— What is needed —
The required result is each line of the entries below containing the string "thao".

(Source records)
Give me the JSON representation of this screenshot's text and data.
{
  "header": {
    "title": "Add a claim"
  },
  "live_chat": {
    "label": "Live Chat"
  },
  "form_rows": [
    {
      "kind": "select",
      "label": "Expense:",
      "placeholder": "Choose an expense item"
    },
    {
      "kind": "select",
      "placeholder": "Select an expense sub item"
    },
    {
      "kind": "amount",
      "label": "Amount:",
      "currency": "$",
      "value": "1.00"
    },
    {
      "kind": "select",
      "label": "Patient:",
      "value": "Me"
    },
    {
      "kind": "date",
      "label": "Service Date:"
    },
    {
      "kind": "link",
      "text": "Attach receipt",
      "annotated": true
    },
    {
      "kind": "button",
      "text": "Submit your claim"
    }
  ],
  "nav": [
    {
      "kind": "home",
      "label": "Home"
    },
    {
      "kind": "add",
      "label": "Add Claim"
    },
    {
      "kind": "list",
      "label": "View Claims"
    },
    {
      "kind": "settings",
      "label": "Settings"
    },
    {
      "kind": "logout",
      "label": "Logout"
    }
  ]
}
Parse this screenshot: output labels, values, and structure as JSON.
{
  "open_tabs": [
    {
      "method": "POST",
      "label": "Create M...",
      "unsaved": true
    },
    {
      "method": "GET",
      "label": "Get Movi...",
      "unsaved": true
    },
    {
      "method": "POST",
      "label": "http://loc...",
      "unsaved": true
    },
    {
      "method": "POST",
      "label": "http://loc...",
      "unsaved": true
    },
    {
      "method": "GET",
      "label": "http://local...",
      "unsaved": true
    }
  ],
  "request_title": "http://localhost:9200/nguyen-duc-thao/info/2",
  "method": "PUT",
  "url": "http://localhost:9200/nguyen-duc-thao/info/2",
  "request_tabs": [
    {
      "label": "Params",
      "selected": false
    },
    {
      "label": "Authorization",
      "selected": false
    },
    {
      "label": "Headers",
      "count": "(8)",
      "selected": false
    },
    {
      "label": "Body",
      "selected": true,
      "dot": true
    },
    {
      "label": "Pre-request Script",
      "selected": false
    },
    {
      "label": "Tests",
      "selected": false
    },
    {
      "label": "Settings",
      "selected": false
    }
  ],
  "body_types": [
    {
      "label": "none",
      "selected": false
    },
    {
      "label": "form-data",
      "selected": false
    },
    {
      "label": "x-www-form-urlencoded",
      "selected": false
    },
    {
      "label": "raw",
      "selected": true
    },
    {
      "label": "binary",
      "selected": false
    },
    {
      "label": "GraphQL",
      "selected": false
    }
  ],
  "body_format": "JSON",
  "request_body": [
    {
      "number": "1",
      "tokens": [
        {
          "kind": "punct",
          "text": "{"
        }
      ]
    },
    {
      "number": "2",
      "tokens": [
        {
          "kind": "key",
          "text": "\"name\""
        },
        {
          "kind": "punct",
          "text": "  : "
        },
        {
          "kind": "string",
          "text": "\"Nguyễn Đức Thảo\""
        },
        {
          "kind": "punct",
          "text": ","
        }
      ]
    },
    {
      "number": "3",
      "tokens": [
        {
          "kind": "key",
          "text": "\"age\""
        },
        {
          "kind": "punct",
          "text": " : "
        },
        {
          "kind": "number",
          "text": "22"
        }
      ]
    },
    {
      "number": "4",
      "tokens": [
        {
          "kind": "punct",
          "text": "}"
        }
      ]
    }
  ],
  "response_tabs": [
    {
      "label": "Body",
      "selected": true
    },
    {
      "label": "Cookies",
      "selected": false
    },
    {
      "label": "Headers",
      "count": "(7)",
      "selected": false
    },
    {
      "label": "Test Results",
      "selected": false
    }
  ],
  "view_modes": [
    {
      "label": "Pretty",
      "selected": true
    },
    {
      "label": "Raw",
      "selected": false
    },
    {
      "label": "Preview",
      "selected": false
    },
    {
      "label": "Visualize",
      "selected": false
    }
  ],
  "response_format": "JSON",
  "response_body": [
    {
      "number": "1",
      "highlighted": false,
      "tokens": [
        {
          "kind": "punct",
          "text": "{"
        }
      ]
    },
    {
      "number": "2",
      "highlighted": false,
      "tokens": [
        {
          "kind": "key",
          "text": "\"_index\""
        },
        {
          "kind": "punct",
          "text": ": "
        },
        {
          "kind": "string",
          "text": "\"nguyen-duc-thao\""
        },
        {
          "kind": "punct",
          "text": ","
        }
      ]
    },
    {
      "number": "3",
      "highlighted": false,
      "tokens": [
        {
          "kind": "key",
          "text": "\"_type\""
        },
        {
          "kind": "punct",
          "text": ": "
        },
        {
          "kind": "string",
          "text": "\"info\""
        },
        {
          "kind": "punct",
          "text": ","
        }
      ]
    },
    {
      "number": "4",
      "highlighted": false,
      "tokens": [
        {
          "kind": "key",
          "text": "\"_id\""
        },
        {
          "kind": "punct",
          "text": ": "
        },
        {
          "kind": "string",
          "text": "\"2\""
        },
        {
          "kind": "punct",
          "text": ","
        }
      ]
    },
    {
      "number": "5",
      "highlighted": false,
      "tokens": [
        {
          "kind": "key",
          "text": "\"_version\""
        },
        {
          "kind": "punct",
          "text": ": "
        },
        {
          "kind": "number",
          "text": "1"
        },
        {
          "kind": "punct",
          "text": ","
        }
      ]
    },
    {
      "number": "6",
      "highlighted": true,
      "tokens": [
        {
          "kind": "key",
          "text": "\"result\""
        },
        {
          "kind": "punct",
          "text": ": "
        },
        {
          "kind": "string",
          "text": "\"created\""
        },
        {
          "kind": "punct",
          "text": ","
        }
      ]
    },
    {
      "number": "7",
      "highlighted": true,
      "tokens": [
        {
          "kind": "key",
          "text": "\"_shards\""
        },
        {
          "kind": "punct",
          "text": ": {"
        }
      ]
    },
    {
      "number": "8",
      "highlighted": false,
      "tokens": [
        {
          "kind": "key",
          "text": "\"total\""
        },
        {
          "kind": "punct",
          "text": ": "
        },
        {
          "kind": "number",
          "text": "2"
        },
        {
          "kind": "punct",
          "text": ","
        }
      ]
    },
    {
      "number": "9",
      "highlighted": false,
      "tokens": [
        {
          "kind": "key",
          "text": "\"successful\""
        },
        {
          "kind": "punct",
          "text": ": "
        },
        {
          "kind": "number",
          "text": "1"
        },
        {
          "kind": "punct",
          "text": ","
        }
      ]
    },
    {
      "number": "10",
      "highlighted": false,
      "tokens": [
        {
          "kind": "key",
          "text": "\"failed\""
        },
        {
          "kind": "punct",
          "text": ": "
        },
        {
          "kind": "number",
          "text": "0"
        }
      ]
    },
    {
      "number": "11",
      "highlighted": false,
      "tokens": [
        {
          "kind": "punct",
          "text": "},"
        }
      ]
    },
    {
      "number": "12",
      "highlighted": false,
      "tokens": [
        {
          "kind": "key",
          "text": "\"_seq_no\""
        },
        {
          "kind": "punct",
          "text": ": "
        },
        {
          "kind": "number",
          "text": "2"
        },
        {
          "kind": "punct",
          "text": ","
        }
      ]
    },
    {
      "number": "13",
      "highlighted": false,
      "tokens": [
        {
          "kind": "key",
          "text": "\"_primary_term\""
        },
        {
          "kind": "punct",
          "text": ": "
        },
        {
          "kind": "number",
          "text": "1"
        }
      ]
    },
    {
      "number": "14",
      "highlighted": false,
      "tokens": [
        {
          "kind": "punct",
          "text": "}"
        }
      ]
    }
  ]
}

— Expected answer —
  "request_title": "http://localhost:9200/nguyen-duc-thao/info/2",
  "url": "http://localhost:9200/nguyen-duc-thao/info/2",
          "text": "\"nguyen-duc-thao\""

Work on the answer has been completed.